Where The Phrase 'Break A Leg' Came From

As anyone who has ever performed in a community theater production is well aware, telling someone to "break a leg" prior to a performance is not actually meant to curse someone with injury. Instead, it's a way to wish them good luck while they're out there on the stage, especially on opening night. The custom of saying "break a leg" is so common, in fact, it's now used in a variety of contexts, for musicians and actors, but also, just as a way to wish someone well on their way to a job interview, or in some other high pressure scenario. How did it come to pass that telling someone to "break a leg" would mean you were wishing them good luck?

The answer to that question revolves around the world of live theater, where the saying is most often used. Per Reader's Digest, theater culture is highly superstitious. Other examples of superstitious sayings and behaviors include never whistling in a theater, never saying "Macbeth," or that the last person leaving a theater should always leave the light on. For this reason, it's best to understand that while saying "break a leg" really means "good luck," it's also a means of staving off bad luck, because superstitious theater folk believe that wishing someone good luck could, in turn, bring about bad fortune on the stage. This explains what we mean when we say "break a leg." But how and when did "break a leg" and good fortune in a live theatrical performance first become associated?

The days of Shakespeare

Nobody knows exactly when or how the saying "break a leg" came about, but there are a few leading theories. First, involving the 20th century American theater, is an evolution of the German saying "Hals-und Beinbruch," translated as "neck and leg break," which Germans also use as a way to wish someone good fortune, or at the very least, reprieve from any unfortunate accidents. "Hals-und Beinbruch" may itself be rooted in the Hebrew blessing "hatzlakha u-brakha." Unlike the paradoxical nature of "break a leg," "hatzlakha u-brakha" means "success and blessing," according to Reader's Digest. But the two phrases do sound somewhat similar in translation, and "hatzlakha u-brakha" may have become "Hals-und Beinbruch" for humorous effect.

Also plausible? Wishing someone well in their performance by saying "break a leg" might also extend all the way back to the days of William Shakespeare and the Elizabethan theater, according to Transcendence Theatre. Back then, audiences didn't clap their hands, but instead, stomped the legs of their chairs as a way to show appreciation to a performer.

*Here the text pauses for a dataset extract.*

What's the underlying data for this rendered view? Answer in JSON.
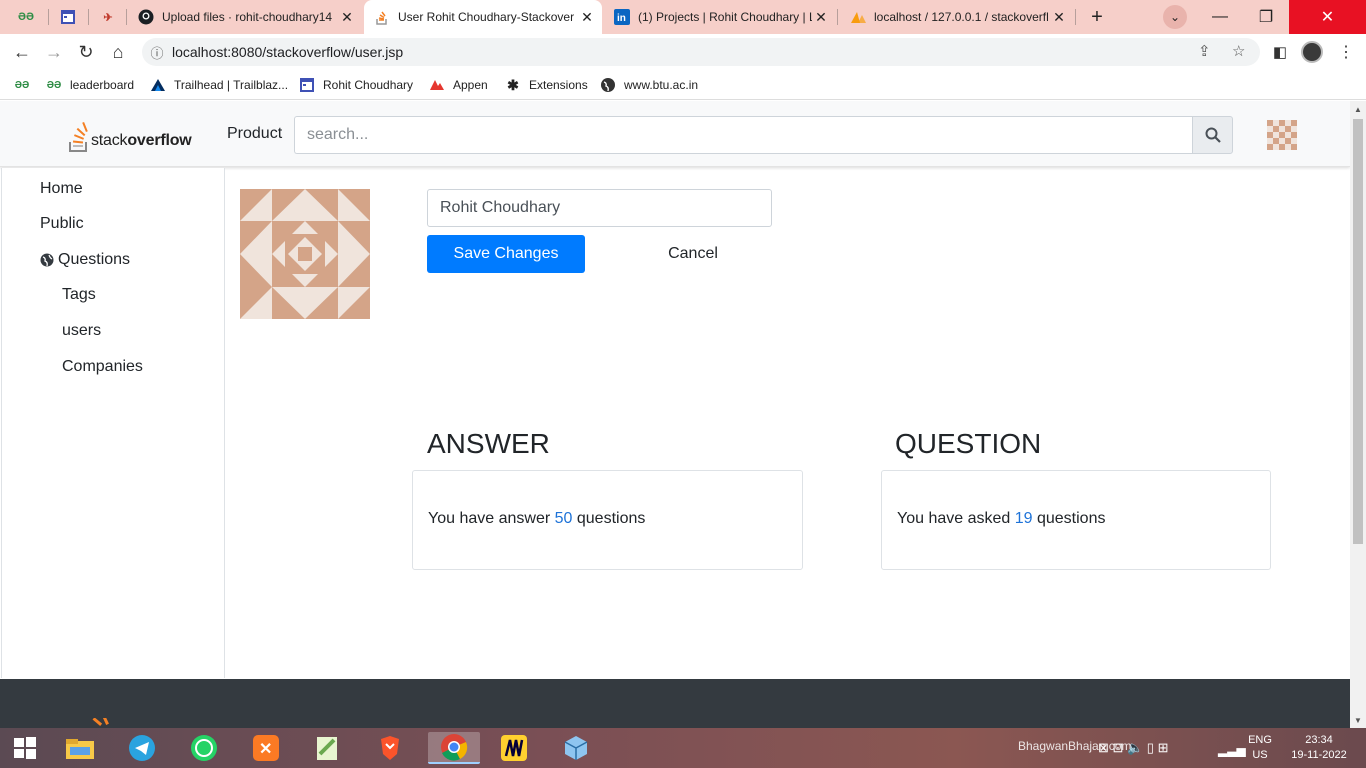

Perform well enough, and an audience may just be inspired to break a chair leg in response.

Also notable among many other theories related to the origins of the saying is that in Shakespeare's day, "break a leg" also simply meant to take a bow. In that light, it makes perfect sense to tell someone to break a leg, or that we hope their performance goes well enough they'll be called on for an encore.